Backpacks and Ice Caps

As the “University of the Parks,” many SUU students love hiking, climbing or biking and do so as a hobby when it’s warm. However, there are some whose passion for the outdoors extend past convenient amusement. Recent graduate Rui Tsuchiyama is a great example of what happens when “hobby” becomes “obsession.”

IMG_3917Tsuchiyama was raised in South Island, Japan, a place surrounded by beautiful national parks.

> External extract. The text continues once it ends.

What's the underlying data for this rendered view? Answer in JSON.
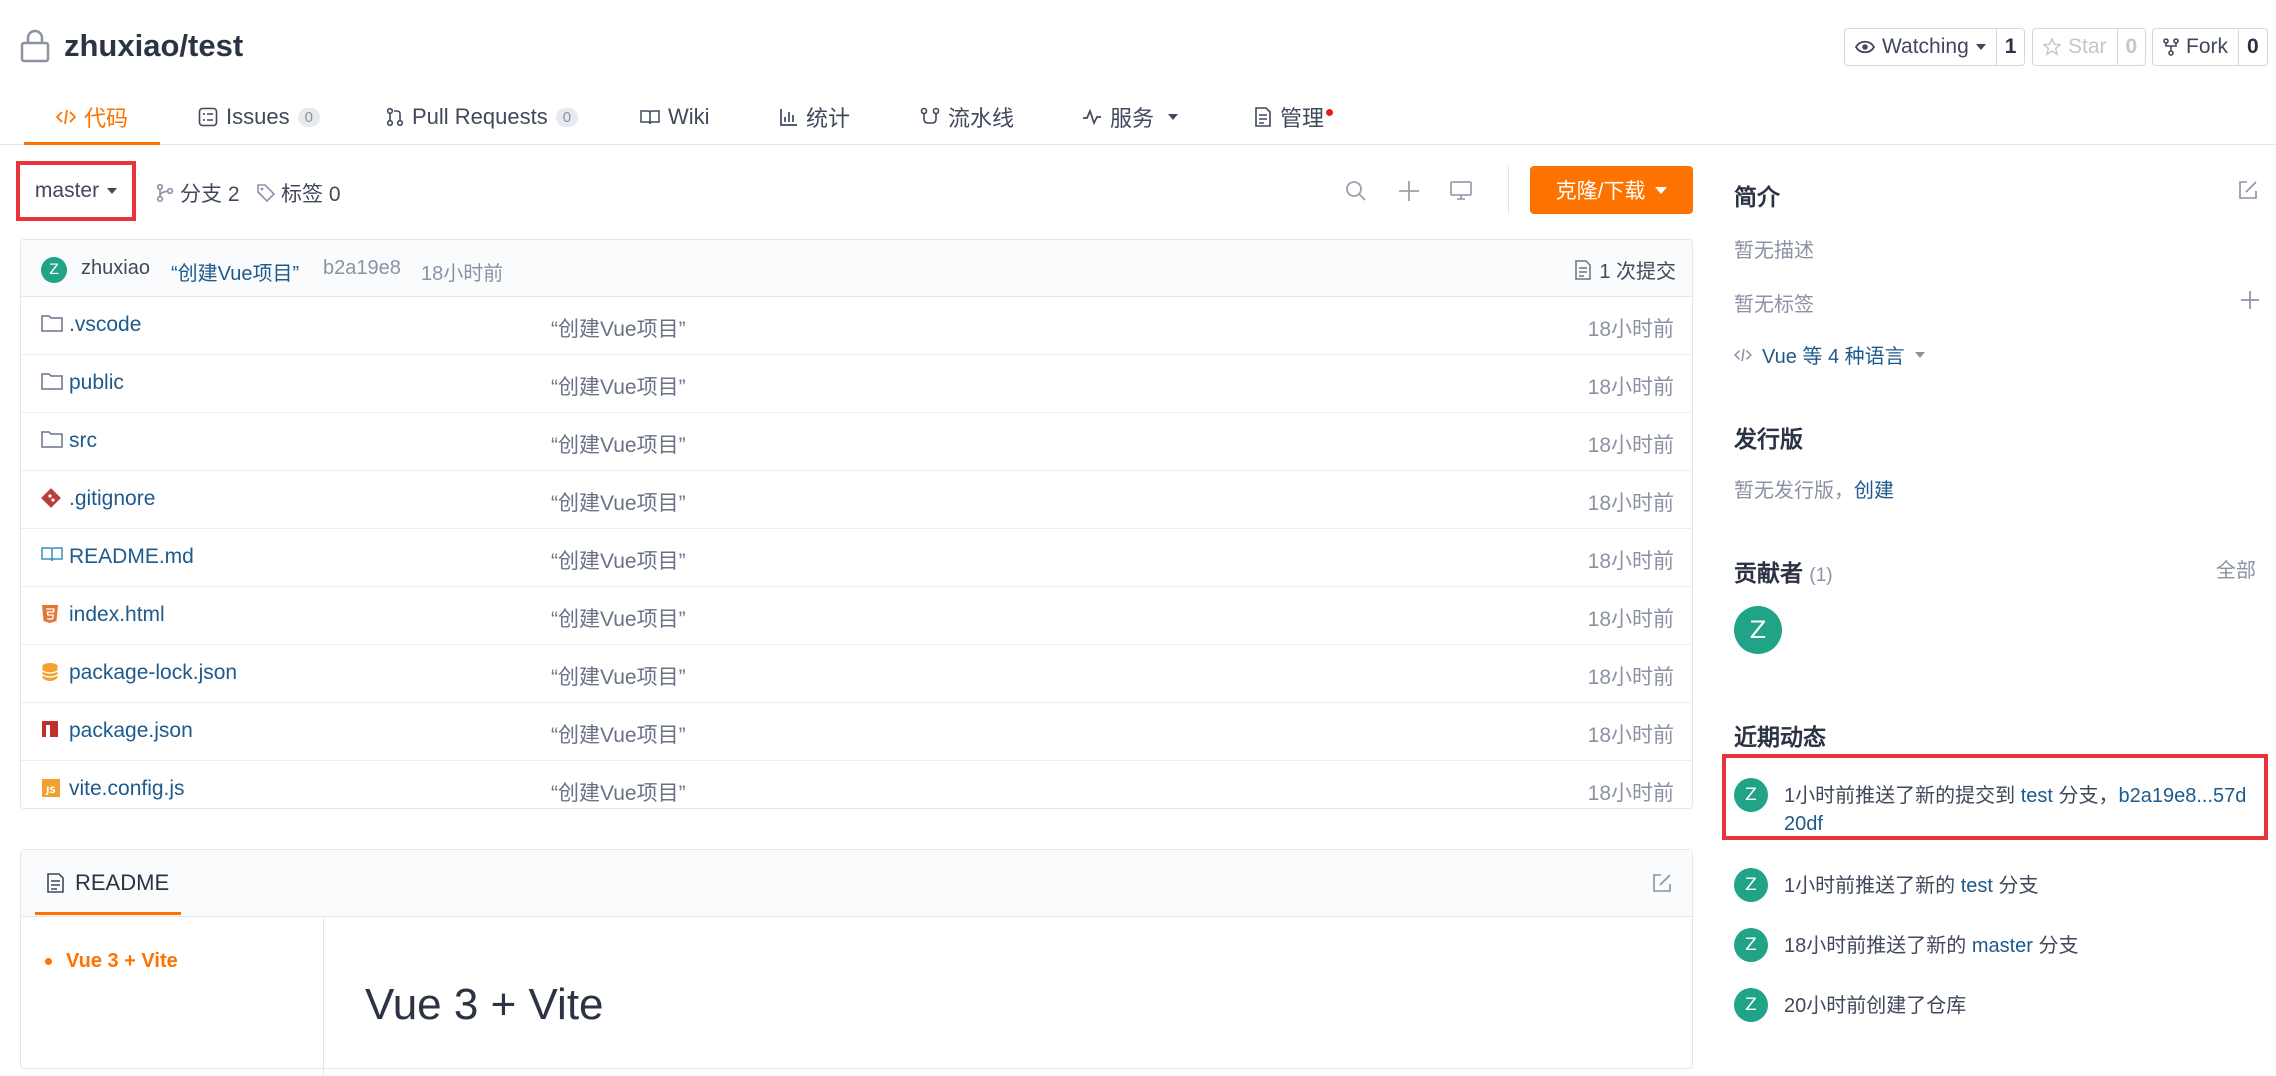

However, her love for the outdoors didn’t begin until being confined to a desk in downtown Tokyo.

“I realized I missed the quiet country,” she said. “I feel so stressed whenever I’m inside… I decided to start backpacking national parks in Japan.”

Unlike the national parks in America, there are no visitors centers or maps in the parks of Japan, but privately owned huts. The confusion of the trails usually resulted Tsuchiyama wandering around for miles from hut to hut. The more she backpacked, the frustration of these parks planted a desire to explore the United States’ public lands.

While studying at the University of Montana, Tsuchiyama was delighted to discover the Outdoor Recreation major. That spring, she was first introduced to the red rocks of southern Utah.

“We had a backpacking trip to Capitol Reef and spent five days there,” Tsuchiyama said. “I really liked it but after [a year] in Montana, I had to go back to Japan. But I knew I really wanted to continue my degree.”

Back in South Island, Tsuchiyama dreamed of visiting southern Utah again.

“I was randomly looking at Google maps when I found SUU,” she said with a laugh. “I was looking at Capitol Reef and saw all the other parks and noticed a university right in the middle and decided to go there.”

Living far from home can be scary, but Tsuchiyama was ready to dive into the Cedar City community. She immediately joined SUU Outdoor trips and quickly landed a job as an International Affairs Ambassador, helping plan excursions with other international students.

“For international students, it really helps you feel at home if you know the place and enjoy the outdoors.” Tsuchiyama explained. “Honestly, there is not much to do in southern Utah unless you get outside. You will love Cedar and southern Utah more if you do.”

SUU’s Outdoor Recreation and Tourism program gave her the chance to do just that. Classes like backpacking, rock climbing, canyoneering and even horsemanship introduced Tsuchiyama to some of her favorite places.

“I love Pine Valley and Ashdown Gorge,” she said. “I love that Cedar is close to cool places. I can just bike down to Coal Creek or hike up Cedar Canyon whenever I want.”

IMG_4252Among all the adventure classes SUU has to offer, Tsuchiyama’s favorite was, without a doubt, winter backpacking. The class redefined her understanding of backpacking completely.

“Everything about it is so hard,” she explained. “Boiling water is hard. Packing more stuff is hard. You basically have to walk in snowshoes with a massive bag…  It’s harder, but overall better.”

After trekking through the snow, each week’s trip ended with building and sleeping in an igloo or ice cave. This may seem like less than optimal camping to most, but Tsuchiyama sees it as a peaceful opportunity.

“I feel guilty when I go ‘car camping,’” she said. “I like carrying all the stuff [I] need. It’s like carrying your whole life and house. Winter backpacking is really hard but it is beautifully quiet.  You feel more solitude because there are less people around.”

Tsuchiyama’s experience in winter backpacking continued to benefit her over this summer when she worked as a glacier hiking guide in Alaska.

IMG_5400“There is no trail on the glacier, so you have to read the terrain,” Tsuchiyama stated. “[The path] can change everyday… One day [you’re hiking on] an ice sheet and the next day there is a giant hole in the middle of the ground where you’re supposed to walk.”

She had no plans of slowing down her outdoor experience when arriving back in Cedar City. She interned as trail builder for the Intergovernmental Internship Cooperative (IIC).

“It was hard, trail building, but I still loved it,” Tsuchiyama said with a smile. “Some people hate doing their hobby as a job, but I really like being outside.”

With a bachelor’s degree finally under her belt, Tsuchiyama dreams of hosting international tours in the Japanese national parks to give back to the places she first fell in love.

Story By: Ansleigh Mikesell
Photos Provided By: Rui Tsuchiyama